___ Task input ___

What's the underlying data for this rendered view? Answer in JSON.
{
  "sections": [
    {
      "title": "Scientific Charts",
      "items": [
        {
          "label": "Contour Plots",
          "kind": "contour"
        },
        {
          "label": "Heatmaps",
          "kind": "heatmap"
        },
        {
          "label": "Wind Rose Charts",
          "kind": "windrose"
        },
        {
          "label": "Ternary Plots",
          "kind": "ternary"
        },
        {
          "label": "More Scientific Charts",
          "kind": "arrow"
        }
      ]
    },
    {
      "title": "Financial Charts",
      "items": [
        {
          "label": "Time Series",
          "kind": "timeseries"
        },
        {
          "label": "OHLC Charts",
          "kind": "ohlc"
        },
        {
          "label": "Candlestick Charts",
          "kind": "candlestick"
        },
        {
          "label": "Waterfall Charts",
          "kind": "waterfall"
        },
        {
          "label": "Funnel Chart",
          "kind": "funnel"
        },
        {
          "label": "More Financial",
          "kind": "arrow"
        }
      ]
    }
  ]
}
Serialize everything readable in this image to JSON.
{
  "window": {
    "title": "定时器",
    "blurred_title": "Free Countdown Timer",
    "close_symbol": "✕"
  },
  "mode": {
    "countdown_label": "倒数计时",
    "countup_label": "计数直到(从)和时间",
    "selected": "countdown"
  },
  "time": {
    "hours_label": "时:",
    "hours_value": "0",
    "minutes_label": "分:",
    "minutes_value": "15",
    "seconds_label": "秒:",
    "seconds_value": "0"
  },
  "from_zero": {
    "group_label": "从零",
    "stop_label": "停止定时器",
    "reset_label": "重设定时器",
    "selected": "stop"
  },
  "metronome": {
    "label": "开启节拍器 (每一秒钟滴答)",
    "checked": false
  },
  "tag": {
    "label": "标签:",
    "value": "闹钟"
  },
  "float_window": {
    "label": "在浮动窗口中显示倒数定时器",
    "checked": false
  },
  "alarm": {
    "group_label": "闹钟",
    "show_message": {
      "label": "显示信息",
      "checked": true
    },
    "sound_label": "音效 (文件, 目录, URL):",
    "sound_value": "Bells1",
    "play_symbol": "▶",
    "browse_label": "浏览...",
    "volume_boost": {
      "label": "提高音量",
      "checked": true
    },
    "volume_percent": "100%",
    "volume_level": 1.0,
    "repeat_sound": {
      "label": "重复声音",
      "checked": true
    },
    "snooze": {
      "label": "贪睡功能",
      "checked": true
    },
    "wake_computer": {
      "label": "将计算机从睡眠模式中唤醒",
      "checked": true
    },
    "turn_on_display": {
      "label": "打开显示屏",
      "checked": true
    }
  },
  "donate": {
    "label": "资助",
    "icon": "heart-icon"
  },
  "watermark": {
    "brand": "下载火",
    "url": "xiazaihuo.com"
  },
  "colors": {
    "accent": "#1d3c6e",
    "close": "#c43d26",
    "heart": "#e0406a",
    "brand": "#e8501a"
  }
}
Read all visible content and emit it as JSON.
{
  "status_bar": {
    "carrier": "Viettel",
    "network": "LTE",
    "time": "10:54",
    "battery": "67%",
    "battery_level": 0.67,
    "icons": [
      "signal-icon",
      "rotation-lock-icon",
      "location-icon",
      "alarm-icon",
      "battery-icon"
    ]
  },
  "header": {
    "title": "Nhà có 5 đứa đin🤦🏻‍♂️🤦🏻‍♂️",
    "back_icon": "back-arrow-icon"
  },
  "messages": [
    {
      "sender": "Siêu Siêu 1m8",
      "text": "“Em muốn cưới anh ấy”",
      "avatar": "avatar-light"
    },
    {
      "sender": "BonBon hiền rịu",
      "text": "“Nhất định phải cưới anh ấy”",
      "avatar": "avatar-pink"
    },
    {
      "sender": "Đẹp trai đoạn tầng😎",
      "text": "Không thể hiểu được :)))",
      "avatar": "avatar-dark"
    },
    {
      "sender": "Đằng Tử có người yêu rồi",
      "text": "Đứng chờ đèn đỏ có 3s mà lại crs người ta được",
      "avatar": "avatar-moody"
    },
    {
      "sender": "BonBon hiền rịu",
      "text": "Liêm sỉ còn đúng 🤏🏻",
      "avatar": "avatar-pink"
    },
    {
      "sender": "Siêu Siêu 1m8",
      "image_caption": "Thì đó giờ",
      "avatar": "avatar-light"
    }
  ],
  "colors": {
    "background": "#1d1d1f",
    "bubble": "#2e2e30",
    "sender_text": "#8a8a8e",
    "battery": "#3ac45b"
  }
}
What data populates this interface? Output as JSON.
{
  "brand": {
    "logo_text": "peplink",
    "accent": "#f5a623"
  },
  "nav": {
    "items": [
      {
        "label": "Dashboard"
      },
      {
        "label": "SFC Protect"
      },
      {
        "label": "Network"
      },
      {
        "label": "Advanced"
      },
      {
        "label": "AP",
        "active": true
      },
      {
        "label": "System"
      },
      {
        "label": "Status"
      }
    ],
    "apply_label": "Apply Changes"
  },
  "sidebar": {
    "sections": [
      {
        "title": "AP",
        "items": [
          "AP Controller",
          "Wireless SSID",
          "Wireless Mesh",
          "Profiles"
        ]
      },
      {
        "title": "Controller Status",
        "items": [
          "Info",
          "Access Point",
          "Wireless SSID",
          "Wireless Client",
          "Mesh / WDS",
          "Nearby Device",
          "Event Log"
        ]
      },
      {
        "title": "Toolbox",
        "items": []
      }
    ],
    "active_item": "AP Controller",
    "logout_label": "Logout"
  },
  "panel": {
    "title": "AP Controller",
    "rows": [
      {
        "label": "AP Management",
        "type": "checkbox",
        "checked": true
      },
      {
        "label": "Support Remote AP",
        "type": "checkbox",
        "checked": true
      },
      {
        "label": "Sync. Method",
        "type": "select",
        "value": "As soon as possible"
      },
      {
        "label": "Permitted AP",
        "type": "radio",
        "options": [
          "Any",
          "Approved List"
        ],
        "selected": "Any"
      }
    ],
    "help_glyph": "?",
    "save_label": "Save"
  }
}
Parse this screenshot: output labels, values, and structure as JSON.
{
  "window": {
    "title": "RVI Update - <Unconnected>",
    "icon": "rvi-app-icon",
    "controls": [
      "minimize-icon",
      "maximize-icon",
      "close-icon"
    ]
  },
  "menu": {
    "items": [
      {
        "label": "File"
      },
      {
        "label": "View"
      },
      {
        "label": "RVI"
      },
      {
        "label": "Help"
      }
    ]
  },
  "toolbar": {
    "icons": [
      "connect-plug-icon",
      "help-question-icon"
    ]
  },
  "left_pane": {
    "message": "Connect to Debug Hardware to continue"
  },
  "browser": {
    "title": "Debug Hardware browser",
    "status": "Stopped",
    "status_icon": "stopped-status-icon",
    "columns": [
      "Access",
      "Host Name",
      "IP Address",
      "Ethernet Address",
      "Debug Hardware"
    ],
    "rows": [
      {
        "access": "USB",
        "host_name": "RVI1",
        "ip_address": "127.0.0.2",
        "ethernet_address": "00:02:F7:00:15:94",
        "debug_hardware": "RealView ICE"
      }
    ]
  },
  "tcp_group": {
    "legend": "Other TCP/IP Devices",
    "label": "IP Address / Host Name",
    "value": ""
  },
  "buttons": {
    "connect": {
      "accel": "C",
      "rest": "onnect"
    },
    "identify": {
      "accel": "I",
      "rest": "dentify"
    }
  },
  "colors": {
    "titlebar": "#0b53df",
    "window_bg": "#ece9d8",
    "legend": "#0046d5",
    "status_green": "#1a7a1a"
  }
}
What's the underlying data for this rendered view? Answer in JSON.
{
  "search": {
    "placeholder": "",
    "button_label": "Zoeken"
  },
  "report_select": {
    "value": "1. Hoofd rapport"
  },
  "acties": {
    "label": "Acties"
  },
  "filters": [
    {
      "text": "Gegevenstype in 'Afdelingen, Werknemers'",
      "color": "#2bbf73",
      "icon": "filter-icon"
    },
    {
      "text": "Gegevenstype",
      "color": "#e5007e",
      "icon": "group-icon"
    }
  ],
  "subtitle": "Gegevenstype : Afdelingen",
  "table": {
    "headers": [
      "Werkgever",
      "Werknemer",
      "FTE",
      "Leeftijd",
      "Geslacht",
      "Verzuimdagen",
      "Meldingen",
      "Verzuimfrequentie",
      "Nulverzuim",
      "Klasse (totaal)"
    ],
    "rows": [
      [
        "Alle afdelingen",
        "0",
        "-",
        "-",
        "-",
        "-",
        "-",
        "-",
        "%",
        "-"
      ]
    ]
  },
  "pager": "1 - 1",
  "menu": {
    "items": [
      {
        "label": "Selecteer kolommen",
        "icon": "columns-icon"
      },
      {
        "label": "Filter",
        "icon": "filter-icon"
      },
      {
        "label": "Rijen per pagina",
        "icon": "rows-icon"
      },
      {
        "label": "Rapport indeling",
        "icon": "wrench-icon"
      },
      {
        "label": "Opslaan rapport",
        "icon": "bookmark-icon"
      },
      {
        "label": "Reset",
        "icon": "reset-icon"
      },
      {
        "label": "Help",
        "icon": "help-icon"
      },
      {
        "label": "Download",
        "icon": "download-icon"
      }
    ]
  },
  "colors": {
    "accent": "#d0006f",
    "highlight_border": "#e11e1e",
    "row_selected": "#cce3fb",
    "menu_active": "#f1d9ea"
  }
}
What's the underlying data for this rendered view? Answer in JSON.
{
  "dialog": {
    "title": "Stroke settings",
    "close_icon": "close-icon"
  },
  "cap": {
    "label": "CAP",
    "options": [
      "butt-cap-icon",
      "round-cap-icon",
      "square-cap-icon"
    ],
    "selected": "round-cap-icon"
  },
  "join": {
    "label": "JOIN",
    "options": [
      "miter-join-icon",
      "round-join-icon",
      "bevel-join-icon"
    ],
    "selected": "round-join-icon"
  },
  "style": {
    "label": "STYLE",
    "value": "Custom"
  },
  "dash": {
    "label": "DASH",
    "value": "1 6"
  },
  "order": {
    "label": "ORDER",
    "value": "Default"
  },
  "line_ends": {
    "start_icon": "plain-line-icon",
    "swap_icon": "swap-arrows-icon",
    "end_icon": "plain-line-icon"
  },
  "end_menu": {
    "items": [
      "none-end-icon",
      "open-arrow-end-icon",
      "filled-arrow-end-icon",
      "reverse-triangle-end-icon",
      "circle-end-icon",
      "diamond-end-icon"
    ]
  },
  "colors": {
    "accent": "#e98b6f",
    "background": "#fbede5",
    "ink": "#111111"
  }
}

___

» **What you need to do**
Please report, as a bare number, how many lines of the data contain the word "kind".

» **Solution to the problem**
11